Various Artists – Sounds Of The Universe: Art + Sound 2012-15
Sitting down to review a new compilation on Soul Jazz conjures up feelings of nostalgia for me. It’s a label that contributed to my own musical education over the years in a time when compilations were the best conduit to uncovering new avenues to explore. Many open-minded collectors and DJs born in the 1980s will probably have indulged in at least one of Soul Jazz’s releases, with the 100% Dynamite series leading to more personal examinations of Tenor Saw, Prince Buster, or Sister Nancy. That late-‘90s period of musical discovery was fuelled, in part, by hopeful punts on compilations, with one, maybe two recognisable names. Soul Jazz also played their own unwitting part in one of my most bittersweet memories; whilst I was in Milan DJing during an ill-fated visit to stay with an Italian girlfriend who dumped me midway through the week, I gifted some local dub obsessives my freshly bought copy of Studio One Dub.
Fifteen years later, the role compilations play in music discovery has undoubtedly shrank in the overwhelming presence of ‘The Internet’, a tool which grants everyone immediate music knowledge. Or so like to they think. However, this Art & Sound compilation from Soul Jazz does feel like the perfect gateway for any intrigued newcomers to the world of house, techno and more from some of its more adventurous exponents. For those more schooled in the artists involved, Sounds Of The Universe: Art + Sound 2012-15 is a chance to bask in some productions previously only available to the swiftest of collectors.
Nominally, this compilation gathers together productions Soul Jazz issued as part of their limited Art & Sound 12” series over the past three years which featured Kassem Mosse, Hieroglyphic Being, Heatsick, Tevo Howard and more.
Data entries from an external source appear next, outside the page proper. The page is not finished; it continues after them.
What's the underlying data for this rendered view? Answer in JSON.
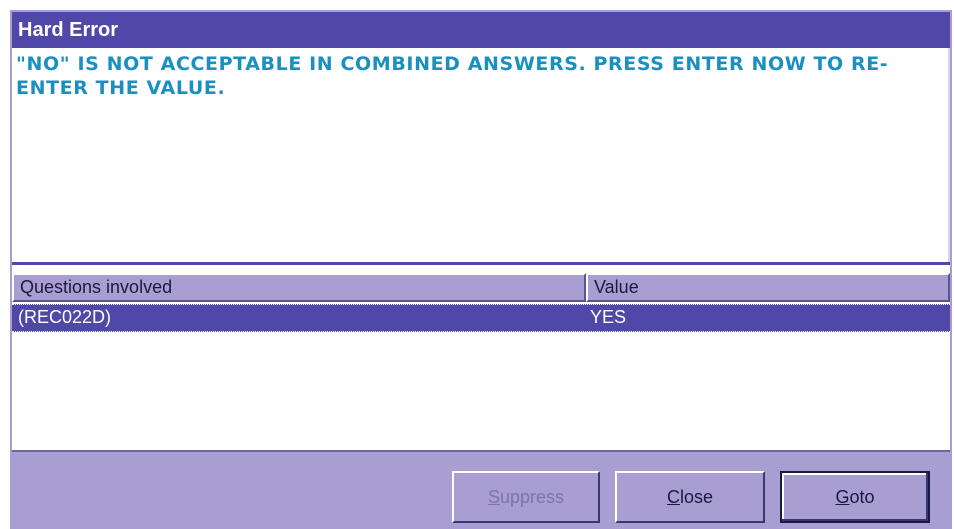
{
  "dialog": {
    "title": "Hard Error",
    "message": "\"NO\" IS NOT ACCEPTABLE IN COMBINED ANSWERS. PRESS ENTER NOW TO RE-ENTER THE VALUE."
  },
  "grid": {
    "columns": [
      "Questions involved",
      "Value"
    ],
    "rows": [
      {
        "question": "(REC022D)",
        "value": "YES"
      }
    ]
  },
  "buttons": {
    "suppress": {
      "hotkey": "S",
      "rest": "uppress",
      "enabled": false
    },
    "close": {
      "hotkey": "C",
      "rest": "lose"
    },
    "goto": {
      "hotkey": "G",
      "rest": "oto"
    }
  },
  "colors": {
    "title_bar": "#5048a8",
    "dialog_background": "#a89ed2",
    "message_text": "#1a8fc0",
    "selected_row": "#5048a8"
  }
}
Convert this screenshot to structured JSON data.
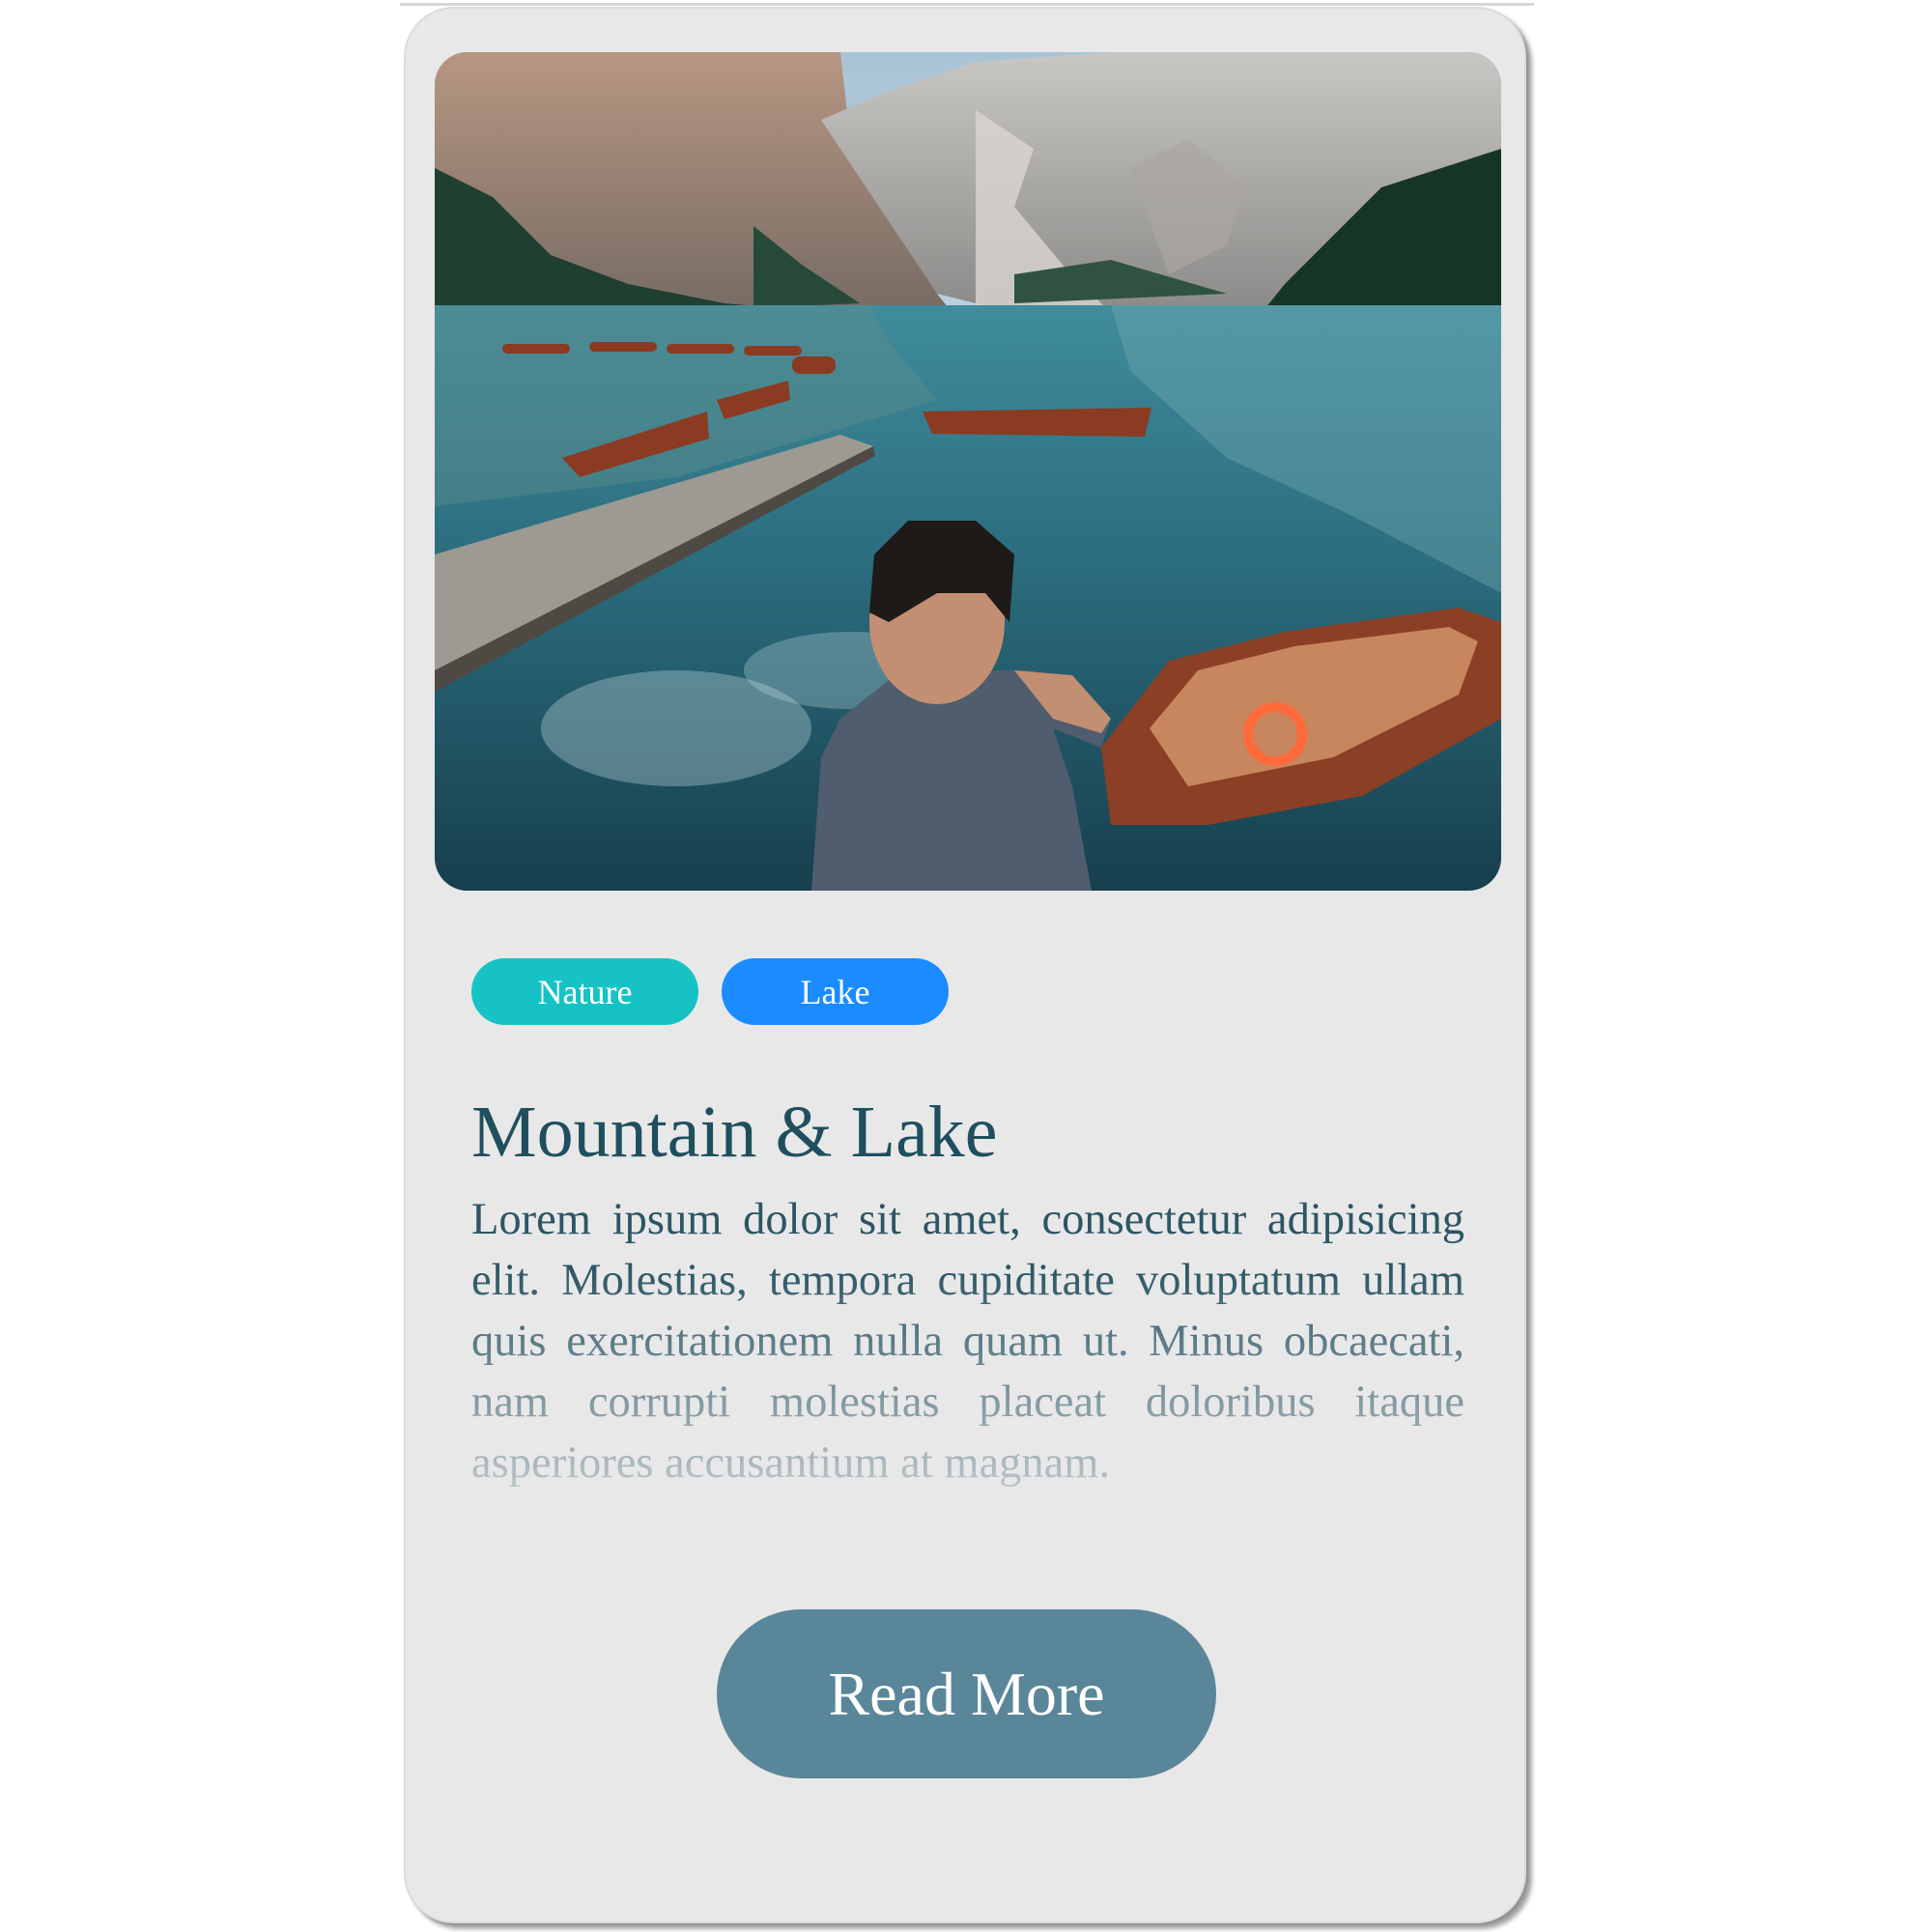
{
  "card": {
    "image": {
      "alt": "Person sitting on a wooden dock looking at a mountain lake with rowing boats",
      "icon": "landscape-photo"
    },
    "tags": [
      {
        "label": "Nature",
        "color": "#17c2c4"
      },
      {
        "label": "Lake",
        "color": "#1a8cff"
      }
    ],
    "title": "Mountain & Lake",
    "description": "Lorem ipsum dolor sit amet, consectetur adipisicing elit. Molestias, tempora cupiditate voluptatum ullam quis exercitationem nulla quam ut. Minus obcaecati, nam corrupti molestias placeat doloribus itaque asperiores accusantium at magnam.",
    "read_more_label": "Read More",
    "colors": {
      "card_background": "#e8e8e9",
      "title_text": "#1f4f5e",
      "button": "#5a8699"
    }
  }
}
These records were sold soley through the label’s Sounds of the Universe shop in Soho and complemented by handpicked artwork from the likes of Kutmah, Diana Policarpo, and Bill Hackett. Put simply, they exuded the sort of limited edition charm that modern day collectors of house and techno are all too easily seduced by.
Smart move Soul Jazz for pulling them together on this compilation and commissioning a second CD worth of new tracks from like-minded artists from both sides of the Atlantic. As such, a second chance to own Kassem Mosse’s “Staat Aus Glas” or the buttery smooth “Caramel” from 22a man Tenderlonious is most welcome. The former is a track that would lose none of its resonance if the German elected to extend it beyond its 12 minute duration to something approaching the endless indulgence of recent Thom Yorke compositions. Lifting these tracks out of their original 12” context does potentially remove what made them so alluring and there’s no real overriding musical theme to link them all.
Does there need to be though? Any DJ worth their salt will get plenty of mileage out of this compilation. You could feasibly fill a whole set with tracks from it, such is the range in sound and tempo. Art & Sound is made more alluring by the new tracks, and the artists Soul Jazz chose to approach. The chance to feast on new Golden Teacher music should never be passed up, and “Maladroit” sounds as humidly delightful as anything the Glasgow collective have previously issued. The second disc also features a masterclass in production from one of Detroit’s most qualified scholars Mike Huckaby. “Circles” may be brand new, but it sounds and feels like a classic slab of US house from the very off. It’s a personal highlight of the compilation, along with the aforementioned Mosse and Tenderlonious productions.
Not everything here hits that same spot, that’s to be expected with 19 tracks, but maybe that will change over time. I recently heard Lena Willikens describe on Berlin Community Radio why she called her Radio Cómeme show Sentimental Flashback. “I discover my old records new”, Willikens said, adding she has so many records she forgets what she has and taking the time to listen back through them is a sentimental process. Compilations like Art + Sound gain sentimental potential with age, as you tire of your favourites you might seek out tracks you previously glossed over and warm to them, wondering why you were at first so dismissive.
1. Hieroglyphic Being – Shikaakwa
2. Tevo Howard – Summer Romance
3. Kassem Mosse – Staat Aus Glas
4. Andrés – Ribena
5. Blludd Relations – Cold Like The Baron
6. AYBEE – Return To The Underground
7. Heatsick – Snakes & Ladders
8. Tenderlonious – Caramel
1. DJ Stingray – Cytokines
2. Mike Huckaby – Circles
3. Seven Davis Jr – Come And Go
4. Golden Teacher – Maladroit
5. Reginald Omas Mamode IV – Rare Love
6. Africans With Mainframes – Vibrations From The Serengeti II
7. Capracara – Hard Ticket To Hawaii
8. Lord Tusk – Average Cats
9. Ras G – Deep Space Nine
10. Ras G – Gloom Steez
11. Ras G – Taste This